### Task
Lines holding the word "copy" in the following material must be counted; give only the resulting number.

### Provided information
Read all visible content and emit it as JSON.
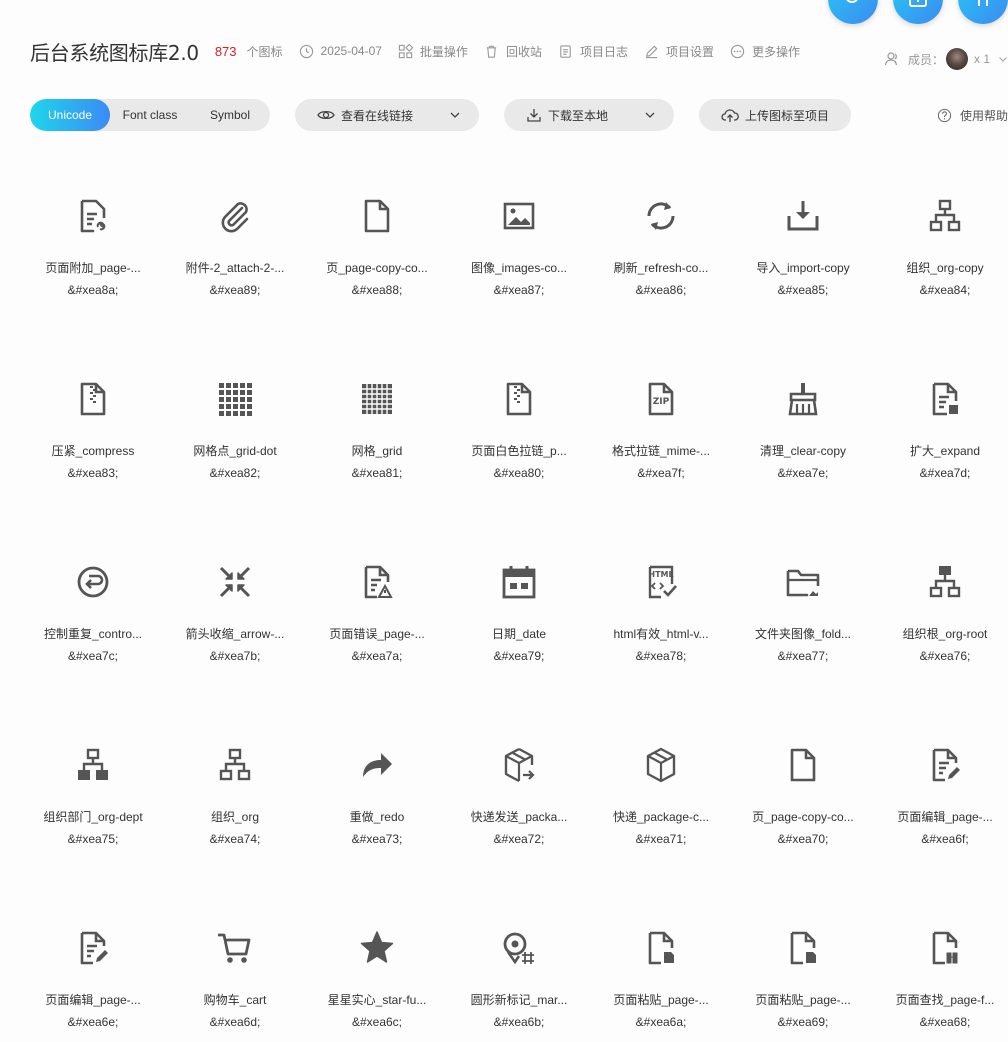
{
  "project": {
    "title": "后台系统图标库2.0",
    "icon_count": "873",
    "icon_unit": "个图标",
    "date": "2025-04-07",
    "actions": [
      "批量操作",
      "回收站",
      "项目日志",
      "项目设置",
      "更多操作"
    ],
    "members_label": "成员：",
    "members_count": "x 1"
  },
  "toolbar": {
    "tabs": [
      "Unicode",
      "Font class",
      "Symbol"
    ],
    "online_link": "查看在线链接",
    "download": "下载至本地",
    "upload": "上传图标至项目",
    "help": "使用帮助"
  },
  "colors": {
    "accent_start": "#20d6ea",
    "accent_end": "#3b8af5",
    "count": "#d4212a",
    "icon": "#555555"
  },
  "icons": [
    {
      "name": "页面附加_page-...",
      "code": "&#xea8a;",
      "glyph": "page-attach-icon"
    },
    {
      "name": "附件-2_attach-2-...",
      "code": "&#xea89;",
      "glyph": "paperclip-icon"
    },
    {
      "name": "页_page-copy-co...",
      "code": "&#xea88;",
      "glyph": "page-icon"
    },
    {
      "name": "图像_images-co...",
      "code": "&#xea87;",
      "glyph": "image-icon"
    },
    {
      "name": "刷新_refresh-co...",
      "code": "&#xea86;",
      "glyph": "refresh-icon"
    },
    {
      "name": "导入_import-copy",
      "code": "&#xea85;",
      "glyph": "import-icon"
    },
    {
      "name": "组织_org-copy",
      "code": "&#xea84;",
      "glyph": "org-outline-icon"
    },
    {
      "name": "压紧_compress",
      "code": "&#xea83;",
      "glyph": "compress-file-icon"
    },
    {
      "name": "网格点_grid-dot",
      "code": "&#xea82;",
      "glyph": "grid-dot-icon"
    },
    {
      "name": "网格_grid",
      "code": "&#xea81;",
      "glyph": "grid-icon"
    },
    {
      "name": "页面白色拉链_p...",
      "code": "&#xea80;",
      "glyph": "page-zipper-icon"
    },
    {
      "name": "格式拉链_mime-...",
      "code": "&#xea7f;",
      "glyph": "zip-file-icon"
    },
    {
      "name": "清理_clear-copy",
      "code": "&#xea7e;",
      "glyph": "broom-icon"
    },
    {
      "name": "扩大_expand",
      "code": "&#xea7d;",
      "glyph": "page-expand-icon"
    },
    {
      "name": "控制重复_contro...",
      "code": "&#xea7c;",
      "glyph": "repeat-circle-icon"
    },
    {
      "name": "箭头收缩_arrow-...",
      "code": "&#xea7b;",
      "glyph": "arrows-shrink-icon"
    },
    {
      "name": "页面错误_page-...",
      "code": "&#xea7a;",
      "glyph": "page-error-icon"
    },
    {
      "name": "日期_date",
      "code": "&#xea79;",
      "glyph": "calendar-icon"
    },
    {
      "name": "html有效_html-v...",
      "code": "&#xea78;",
      "glyph": "html-valid-icon"
    },
    {
      "name": "文件夹图像_fold...",
      "code": "&#xea77;",
      "glyph": "folder-image-icon"
    },
    {
      "name": "组织根_org-root",
      "code": "&#xea76;",
      "glyph": "org-root-icon"
    },
    {
      "name": "组织部门_org-dept",
      "code": "&#xea75;",
      "glyph": "org-dept-icon"
    },
    {
      "name": "组织_org",
      "code": "&#xea74;",
      "glyph": "org-icon"
    },
    {
      "name": "重做_redo",
      "code": "&#xea73;",
      "glyph": "redo-icon"
    },
    {
      "name": "快递发送_packa...",
      "code": "&#xea72;",
      "glyph": "package-send-icon"
    },
    {
      "name": "快递_package-c...",
      "code": "&#xea71;",
      "glyph": "package-icon"
    },
    {
      "name": "页_page-copy-co...",
      "code": "&#xea70;",
      "glyph": "page-icon"
    },
    {
      "name": "页面编辑_page-...",
      "code": "&#xea6f;",
      "glyph": "page-edit-icon"
    },
    {
      "name": "页面编辑_page-...",
      "code": "&#xea6e;",
      "glyph": "page-edit-icon"
    },
    {
      "name": "购物车_cart",
      "code": "&#xea6d;",
      "glyph": "cart-icon"
    },
    {
      "name": "星星实心_star-fu...",
      "code": "&#xea6c;",
      "glyph": "star-icon"
    },
    {
      "name": "圆形新标记_mar...",
      "code": "&#xea6b;",
      "glyph": "marker-new-icon"
    },
    {
      "name": "页面粘贴_page-...",
      "code": "&#xea6a;",
      "glyph": "page-paste-icon"
    },
    {
      "name": "页面粘贴_page-...",
      "code": "&#xea69;",
      "glyph": "page-paste-icon"
    },
    {
      "name": "页面查找_page-f...",
      "code": "&#xea68;",
      "glyph": "page-find-icon"
    }
  ]
}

### Response
5